- China may seem pretty bad, but then the head of the Thai ministry of culture came out and pretty much says: 1) Thai audiences are not educated, and 2) just because said audience doesn’t understand a movie, it should be be classified and/or banned.

The Golden Rock Box Office Report - 10/15/2007

- In Hong Kong, Lust, Caution wins the Sunday box office yet again, making HK$1.25 million from 52 screens for a 19-day total of HK$30.06 million. Not only has Ang Lee’s erotic thriller now become the highest-grossing Chinese film of the year in Hong Kong, it is also now the highest-grossing category-III film (no one under 18 admitted) in Hong Kong history.

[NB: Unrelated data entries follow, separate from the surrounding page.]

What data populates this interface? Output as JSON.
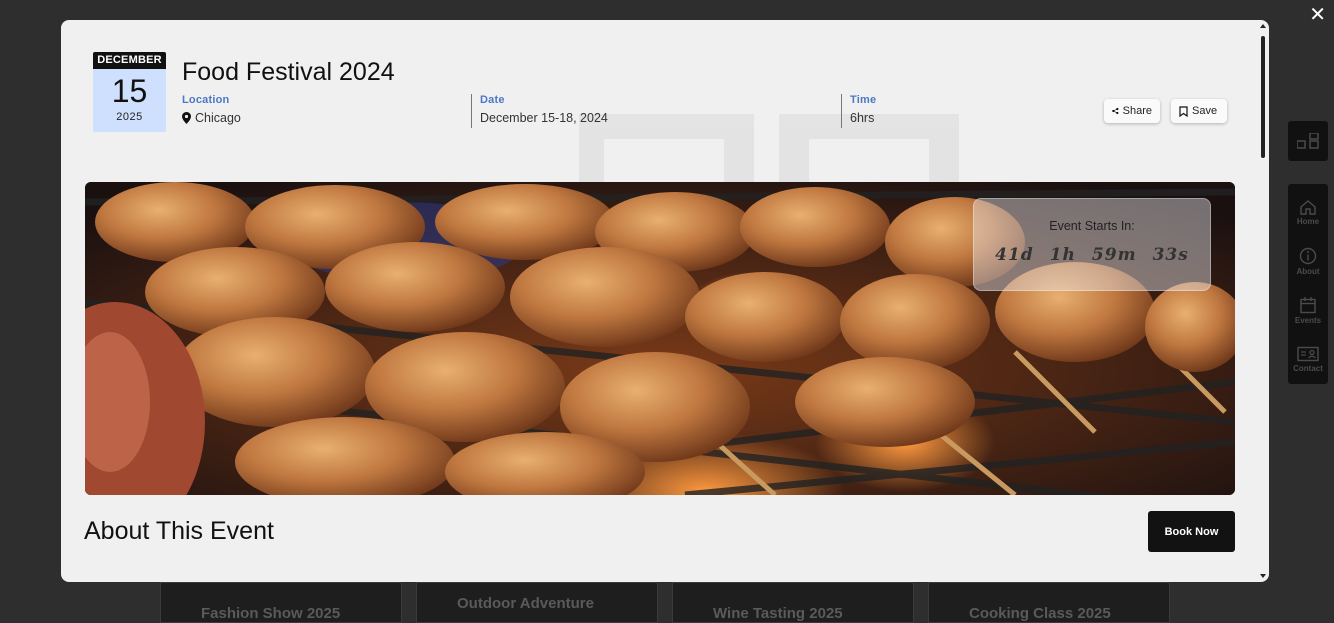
{
  "background": {
    "cards": [
      "Fashion Show 2025",
      "Outdoor Adventure",
      "Wine Tasting 2025",
      "Cooking Class 2025"
    ],
    "close_label": "✕"
  },
  "side_nav": {
    "items": [
      {
        "label": "Home",
        "icon": "home-icon"
      },
      {
        "label": "About",
        "icon": "info-icon"
      },
      {
        "label": "Events",
        "icon": "calendar-icon"
      },
      {
        "label": "Contact",
        "icon": "contact-card-icon"
      }
    ]
  },
  "event": {
    "date_badge": {
      "month": "DECEMBER",
      "day": "15",
      "year": "2025"
    },
    "title": "Food Festival 2024",
    "location": {
      "label": "Location",
      "value": "Chicago"
    },
    "date": {
      "label": "Date",
      "value": "December 15-18, 2024"
    },
    "time": {
      "label": "Time",
      "value": "6hrs"
    },
    "share_label": "Share",
    "save_label": "Save",
    "countdown": {
      "title": "Event Starts In:",
      "days": "41d",
      "hours": "1h",
      "minutes": "59m",
      "seconds": "33s"
    },
    "about_heading": "About This Event",
    "book_label": "Book Now"
  },
  "colors": {
    "accent_label": "#4e77c4",
    "date_badge_bg": "#cfe0ff",
    "button_dark": "#121212"
  }
}
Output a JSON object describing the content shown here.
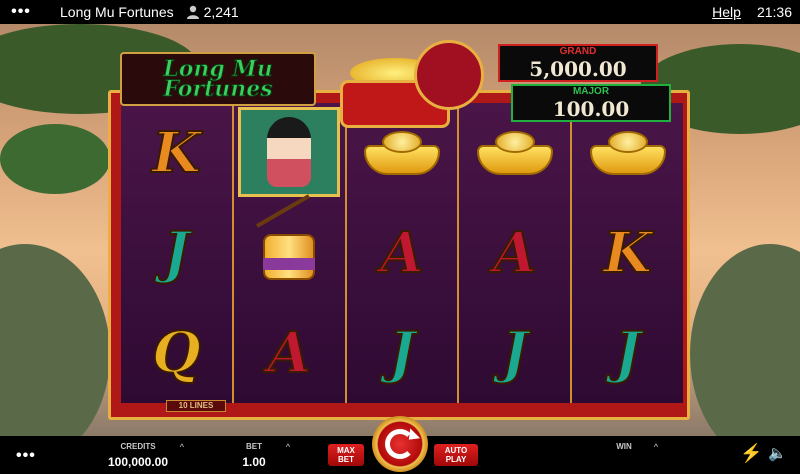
{
  "topbar": {
    "menu_icon": "dots-icon",
    "title": "Long Mu Fortunes",
    "players_icon": "user-icon",
    "players": "2,241",
    "help": "Help",
    "clock": "21:36"
  },
  "game": {
    "logo_line1": "Long Mu",
    "logo_line2": "Fortunes",
    "jackpots": {
      "grand_label": "GRAND",
      "grand_value": "5,000.00",
      "major_label": "MAJOR",
      "major_value": "100.00"
    },
    "lines_tag": "10 LINES",
    "reels": [
      [
        "K",
        "J",
        "Q"
      ],
      [
        "lady",
        "drum",
        "A"
      ],
      [
        "ingot",
        "A",
        "J"
      ],
      [
        "ingot",
        "A",
        "J"
      ],
      [
        "ingot",
        "K",
        "J"
      ]
    ]
  },
  "bottombar": {
    "menu_icon": "dots-icon",
    "credits_label": "CREDITS",
    "credits_value": "100,000.00",
    "bet_label": "BET",
    "bet_value": "1.00",
    "max_bet_line1": "MAX",
    "max_bet_line2": "BET",
    "auto_play_line1": "AUTO",
    "auto_play_line2": "PLAY",
    "win_label": "WIN",
    "spin_icon": "spin-icon",
    "turbo_icon": "lightning-icon",
    "sound_icon": "speaker-icon"
  }
}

In the rest of the box office, the Hollywood romantic drama No Reservations is the strongest of the newcomers, making HK$340,000 from 28 screens for a 4-day total of HK$1.19 million. Tony Gilroy’s Michael Clayton, starring George Clooney, did only ok (for a film of its kind, that is) with HK$200,000 from 17 screens for a 4-day HK$700,000 total.

Now we’re down to the disappointments - Kenneth Bi’s well-meaning but disappointing drama The Drummer made only HK$60,000 from 18 screens for a 4-day total of just HK$210,000. HK$30,000 of those came from opening day. Ouch. Death Sentence, starring Kevin Bacon, had a Drummer-like per-screen average and made only HK$40,000 from 12 screens for a 4-day total of HK$160,000.

In holdovers, Resident Evil 3 had a pretty solid second weekend with HK$600,000 from 36 screens on Sunday. After 11 days, the horror-action flick has made HK$8.95 million. Oxide Pang’s The Detective continues its slow fade with only HK$90,000 from 18 screens for a 18-day total of HK$5.22 million. Sadly, Wong Jing’s Beauty and the Seven Beasts had a higher per-screen average with HK$70,000 from 8 screens. Its 19-day total is only HK$2.88 million.

- In Korean box office, it was such a slow week that even The Nanny Diaries and Becoming Jane made the top 10. Hur Jin-Ho’s Happiness leads the chart again. Can anyone tell me whether it was any good?

- In Japanese box office, no numbers yet, but the audience ranking says that Closed Note is still doing quite well (despite never having made it to the top spot), Peter Berg’s The Kingdom made second place, and people are actually still going to watch A Perfect Stranger. Scary. Copyright © 2002-2019 Ross Chen